The event is the second in a series launched on June 28th, when more than 1,600 participants from 91 different countries signed on to join world energy experts in a live, interactive discussion on the future of energy.
Along with Marcos Jank, who will be positioned in Sao Paulo, speakers in Part II of the Energy Conversation include: Royal Dutch Shell Chief Energy Adviser Wim Thomas and World Energy Council Executive Chair of the 2011 Energy Policies Assessment Report, Joan MacNaughton, both participating from London; Pembina Institute Executive Director Ed Whittingham, Opower President Alex Laskey and Capital E President Gregory Kats, positioned in London; former Sao Paulo State Environment Secretary and University of Sao Paulo Professor Emeritus Jose Goldemberg, Inovah Energy Director Paulo Puterman and Brazilian National Oil, Natural Gas and Biofuels Agency Director, Allan Kardec Duailibe, who will take part from Sao Paulo.

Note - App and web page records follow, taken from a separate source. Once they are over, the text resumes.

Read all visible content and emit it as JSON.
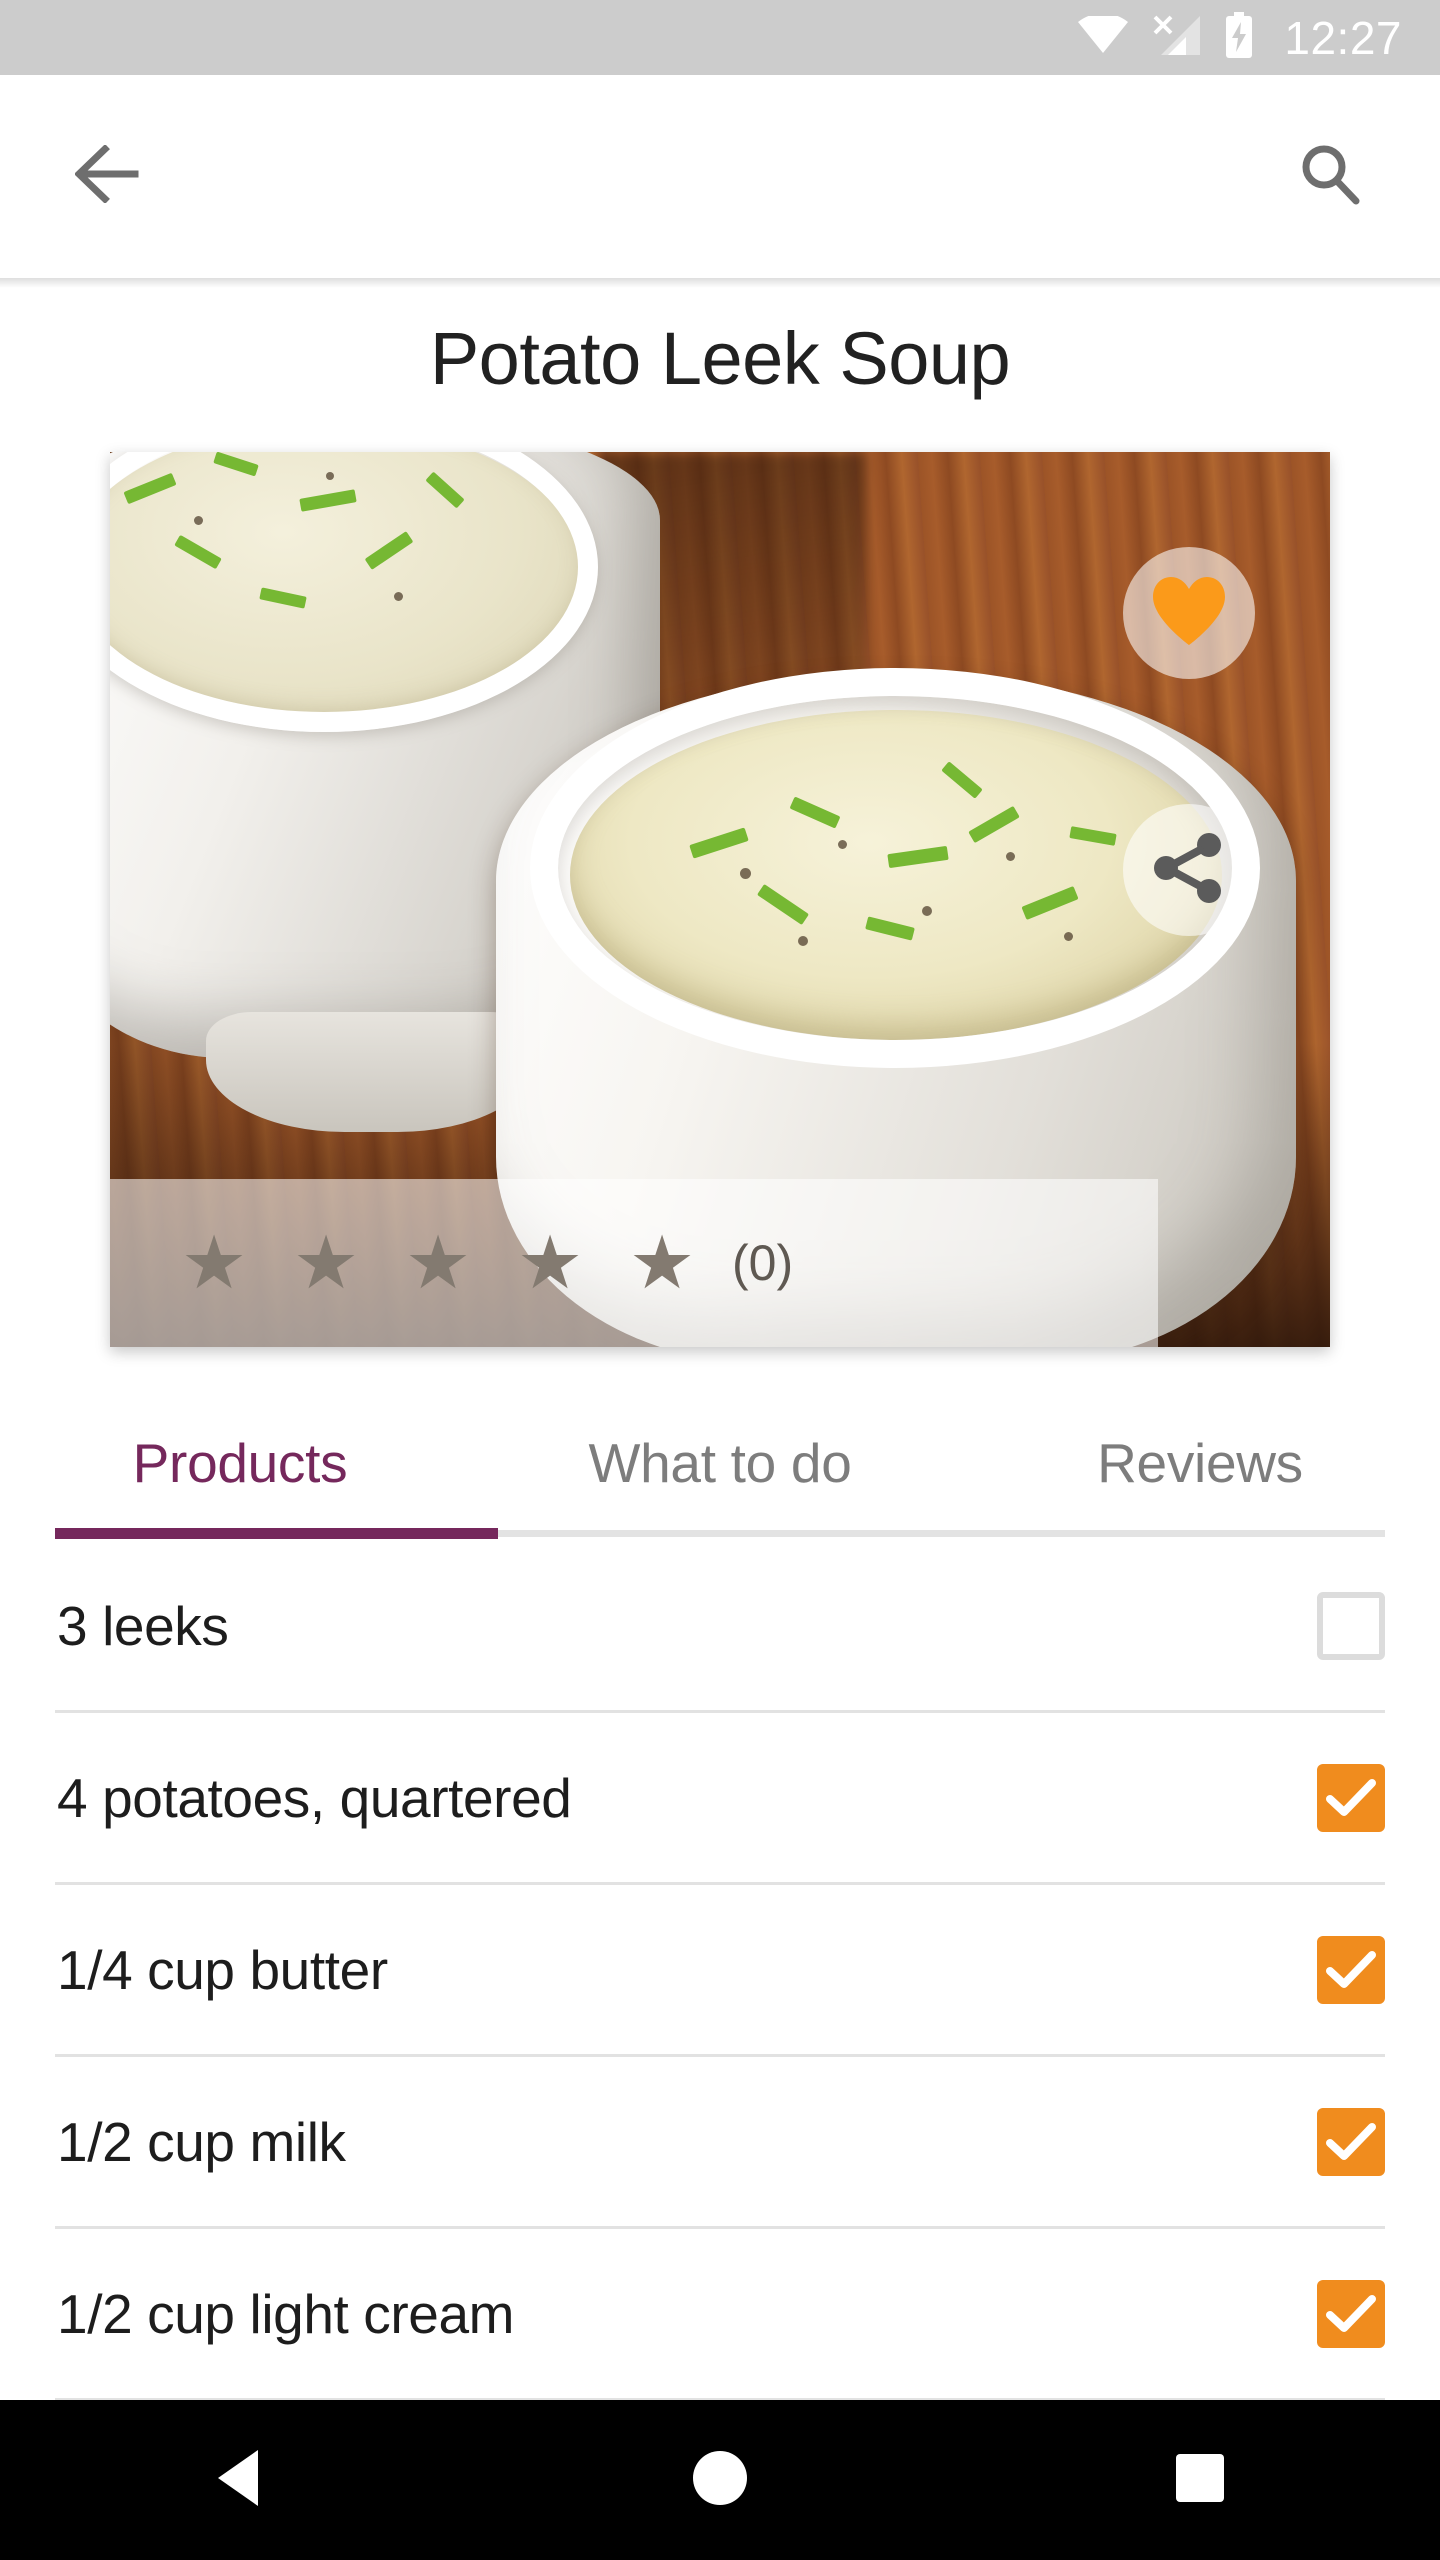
{
  "status_bar": {
    "time": "12:27",
    "icons": [
      "wifi-icon",
      "cellular-no-sim-icon",
      "battery-charging-icon"
    ],
    "background_color": "#cccccc",
    "foreground_color": "#ffffff"
  },
  "app_bar": {
    "back_icon": "back-arrow-icon",
    "search_icon": "search-icon",
    "icon_color": "#6e6e6e"
  },
  "recipe": {
    "title": "Potato Leek Soup",
    "image_alt": "Two white ceramic bowls of creamy potato leek soup garnished with chopped green chives and cracked pepper, on a rustic wooden table",
    "favorite_icon": "heart-icon",
    "favorite_active": true,
    "favorite_color": "#fb9a1a",
    "share_icon": "share-icon",
    "share_color": "#5b5b5b",
    "rating": {
      "stars_total": 5,
      "stars_filled": 0,
      "star_icon": "star-icon",
      "count_label": "(0)",
      "star_color": "#837a70"
    }
  },
  "tabs": {
    "active_index": 0,
    "active_color": "#75285c",
    "inactive_color": "#7d7d7d",
    "items": [
      {
        "label": "Products"
      },
      {
        "label": "What to do"
      },
      {
        "label": "Reviews"
      }
    ]
  },
  "ingredients": {
    "checkbox_checked_color": "#f08c1e",
    "checkbox_unchecked_border": "#dcdcdc",
    "items": [
      {
        "label": "3 leeks",
        "checked": false
      },
      {
        "label": "4 potatoes, quartered",
        "checked": true
      },
      {
        "label": "1/4 cup butter",
        "checked": true
      },
      {
        "label": "1/2 cup milk",
        "checked": true
      },
      {
        "label": "1/2 cup light cream",
        "checked": true
      }
    ]
  },
  "nav_bar": {
    "background_color": "#000000",
    "buttons": [
      {
        "icon": "nav-back-triangle-icon"
      },
      {
        "icon": "nav-home-circle-icon"
      },
      {
        "icon": "nav-recents-square-icon"
      }
    ]
  }
}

The event will be moderated from London by the Editorial Director and Chief Economist of the Economist Intelligence Unit (EIU), Robin Bew. The "Global Energy Conversation - Part II" begins at 09:30 Eastern Time (Washington, D.C.), 12:30 Brazilian Standard Time (Sao Paulo) and 14:30 GMT (London). Registration for the live event is free and can be completed on the Economist Conferences website, at:
The Brazilian Sugarcane Industry Association (UNICA) represents the top producers of sugar and ethanol in the country's South-Central region, especially the state of Sao Paulo, which accounts for about 60% of the country's sugarcane harvest and of total ethanol production. UNICA develops position papers, statistics and specific research in support of Brazil's sugar, ethanol and bioelectricity sectors. In 2010, Brazil produced an estimated 620 million metric tonnes of sugarcane, which yielded 37.8 million tonnes of sugar and 27.4 billion litres of ethanol, making it the number-one sugarcane grower and sugar producer in the world, and the second-largest ethanol producer on the planet, behind the United States.
SOURCE Brazilian Sugarcane Industry Association (UNICA)